We all remember our first trip to Mount Panorama for the Great Race. Mine was 30 years ago this year. A mate and I caught the train up to Bathurst from Sydney after the school bell rang on Friday afternoon of race weekend. It was quite an adventure for a pair of racing-obsessed 15-yearolds. We stayed with my mate’s relatives, which was the only reason our parents let us loose otherwise unsupervised.
Adding to our ‘rite of passage’ was successfully scabbing pit passes from a team contesting the race. A couple of months earlier I’d spent two weeks of Year 10 work experience at Chequered Flag Magazine. Publisher Phil Christensen (pictured below in white cap) entered a pair of Mazda RX7s in the 1984 James Hardie 1000 and kindly flicked us some tickets. Despite the stress Phil was under as a first-time (and only time) Bathurst entrant, he patiently allowed two schoolboys to hang around the team. We weren’t old enough to be in pitlane. My mate Robbo – everyone has a mate named Robbo – and I were in seventh heaven, especially when Phil’s crew asked us to run some errands.
You see, that bestowed upon us the title of ‘Team Gophers’ – as in, go for this, go for that. For two teens with dubious social skills and no previous racing involvement there’s no loftier title.
We went for ‘100mph tape’; we went for timing sheets; we went for food for the crew. We chatted awkwardly to the gopher of the Holden Dealer Team, which was located ‘next door’ to us in the paddock area. We loved every second of it, despite the snow that fell, briefly, on Mount Panorama that Saturday and the chilling wind.
Robbo and I were smart enough to leave the team to its own devices on race day. Thus, we went ‘up top’.
The Bob Morris/Barry Jones WB1-sponsored #41 Mazda was out of contention early, but struggled on until retirement finally beckoned.
I felt an attachment to that car, as I’d been present when it was signwritten a month earlier. I couldn’t believe the professional signwriter used an overhead projector, like the ones the teachers used at school, to project a logo onto the bonnet, which he then traced around with a pencil and later ‘coloured-in’ with paint.
Meanwhile, the Graham Moore/Peter McKay-driven sister car hovered around the top 15 most of the race, before its engine failed. That second car was sponsored by the Aussie distributors of the soon-to-be-released Ghostbusters movie. Fittingly, car #44 seemed to appear in the background of several incidents captured by the race telecasters.
It didn’t really matter that ‘our’ cars both DNFed, we still had a ball soaking up the atmosphere of a colourful event. The cigarette company-sponsored cars of the Marlboro HDT (with that exotic ‘day-glo’ paint scheme!), JPS Team BMW and Moffat’s Peter Stuyvesant Mazdas provided the glamour.
We loved the massive 60-plus field for its assortment of makes, models and classes.
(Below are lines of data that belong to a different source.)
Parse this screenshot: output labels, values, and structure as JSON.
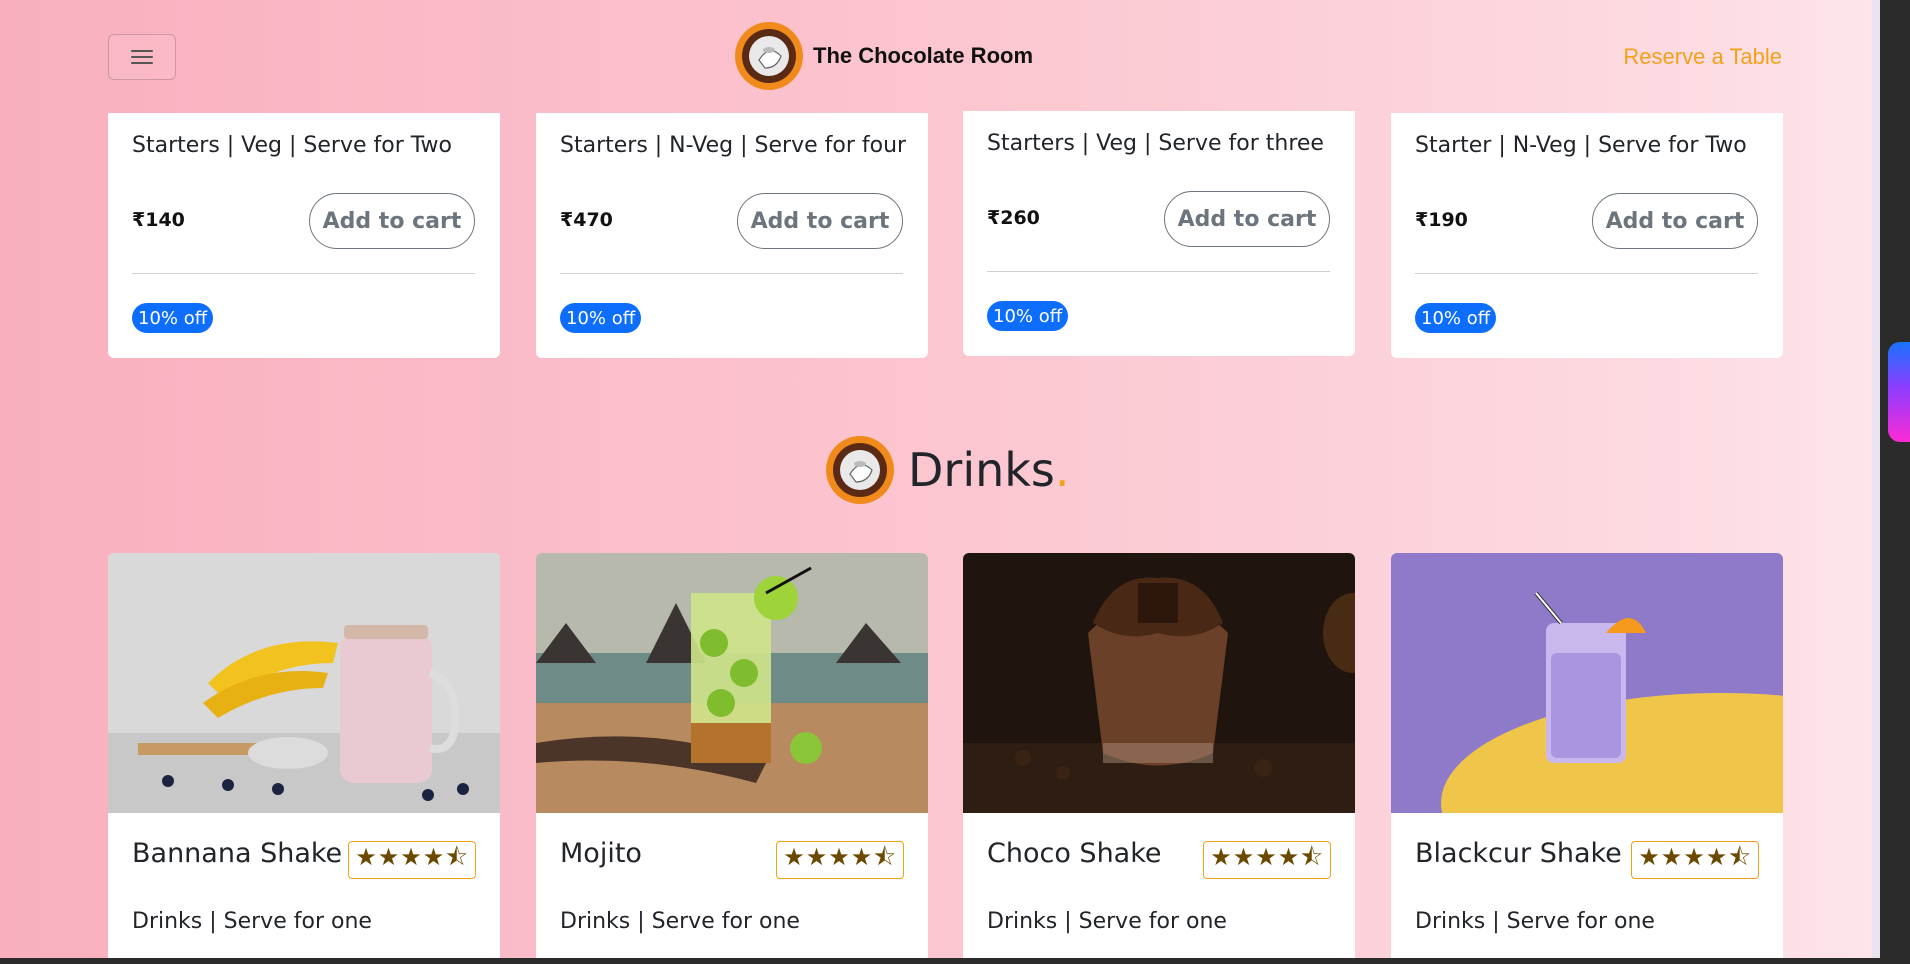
{
  "navbar": {
    "brand": "The Chocolate Room",
    "reserve_label": "Reserve a Table"
  },
  "starters": [
    {
      "desc": "Starters | Veg | Serve for Two",
      "price": "₹140",
      "cart_label": "Add to cart",
      "badge": "10% off"
    },
    {
      "desc": "Starters | N-Veg | Serve for four",
      "price": "₹470",
      "cart_label": "Add to cart",
      "badge": "10% off"
    },
    {
      "desc": "Starters | Veg | Serve for three",
      "price": "₹260",
      "cart_label": "Add to cart",
      "badge": "10% off"
    },
    {
      "desc": "Starter | N-Veg | Serve for Two",
      "price": "₹190",
      "cart_label": "Add to cart",
      "badge": "10% off"
    }
  ],
  "drinks_section": {
    "title": "Drinks",
    "title_dot": "."
  },
  "drinks": [
    {
      "name": "Bannana Shake",
      "rating": "★★★★⯪",
      "desc": "Drinks | Serve for one"
    },
    {
      "name": "Mojito",
      "rating": "★★★★⯪",
      "desc": "Drinks | Serve for one"
    },
    {
      "name": "Choco Shake",
      "rating": "★★★★⯪",
      "desc": "Drinks | Serve for one"
    },
    {
      "name": "Blackcur Shake",
      "rating": "★★★★⯪",
      "desc": "Drinks | Serve for one"
    }
  ],
  "colors": {
    "accent": "#f4a11a",
    "badge": "#0d6efd"
  },
  "icons": {
    "menu": "hamburger-icon",
    "logo": "chocolate-room-logo"
  }
}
There were cars powered by engines of four, five, six, eight and 12 cylinders. Heaven for those with a technical bent.
I don’t get the same buzz from attending the big race these days, for a number of reasons. I’m probably a bit too close to it all these days and, inevitably, the novelty wears off over time. The field is too small – 26 cars is the likely 2014 field size as we closed for press – and the mandatory pitstop rules drive me nuts.
Yet, the Mount Panorama circuit is still magical and I’ll make the pilgrimage again, if just to keep my unbroken run going.